* _Description of the task_:
Return every line of the data that contains the string "JSON".

* _Records supplied_:
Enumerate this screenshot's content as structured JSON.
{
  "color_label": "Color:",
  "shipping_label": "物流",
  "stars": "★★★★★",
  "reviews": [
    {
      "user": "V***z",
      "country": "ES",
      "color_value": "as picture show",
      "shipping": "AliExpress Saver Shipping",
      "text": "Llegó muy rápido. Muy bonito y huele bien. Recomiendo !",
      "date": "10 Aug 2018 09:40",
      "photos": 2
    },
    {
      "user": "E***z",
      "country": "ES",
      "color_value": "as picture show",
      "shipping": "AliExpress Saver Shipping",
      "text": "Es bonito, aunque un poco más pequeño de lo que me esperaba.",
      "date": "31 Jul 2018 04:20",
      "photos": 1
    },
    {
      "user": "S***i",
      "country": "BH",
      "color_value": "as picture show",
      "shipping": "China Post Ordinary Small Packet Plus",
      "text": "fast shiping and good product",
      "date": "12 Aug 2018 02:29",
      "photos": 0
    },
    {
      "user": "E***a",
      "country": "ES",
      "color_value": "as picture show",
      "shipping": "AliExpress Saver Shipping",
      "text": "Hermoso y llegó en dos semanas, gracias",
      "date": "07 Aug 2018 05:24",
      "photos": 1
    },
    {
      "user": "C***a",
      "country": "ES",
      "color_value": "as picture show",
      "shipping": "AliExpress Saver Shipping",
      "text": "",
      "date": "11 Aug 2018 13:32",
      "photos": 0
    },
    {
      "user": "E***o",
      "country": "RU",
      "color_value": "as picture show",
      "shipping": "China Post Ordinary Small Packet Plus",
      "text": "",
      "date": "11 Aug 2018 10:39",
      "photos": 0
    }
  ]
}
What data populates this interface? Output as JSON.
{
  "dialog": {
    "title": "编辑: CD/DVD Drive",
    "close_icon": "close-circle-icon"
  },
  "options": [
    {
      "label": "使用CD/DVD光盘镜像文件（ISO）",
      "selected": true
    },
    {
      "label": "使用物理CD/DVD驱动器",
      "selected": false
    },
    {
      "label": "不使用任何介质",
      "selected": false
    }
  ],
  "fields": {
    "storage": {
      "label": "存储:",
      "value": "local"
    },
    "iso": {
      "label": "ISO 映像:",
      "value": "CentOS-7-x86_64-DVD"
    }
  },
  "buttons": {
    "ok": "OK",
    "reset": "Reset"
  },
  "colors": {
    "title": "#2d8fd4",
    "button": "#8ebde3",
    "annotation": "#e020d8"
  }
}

* _Your response_:
Enumerate this screenshot's content as structured JSON.
What data populates this interface? Output as JSON.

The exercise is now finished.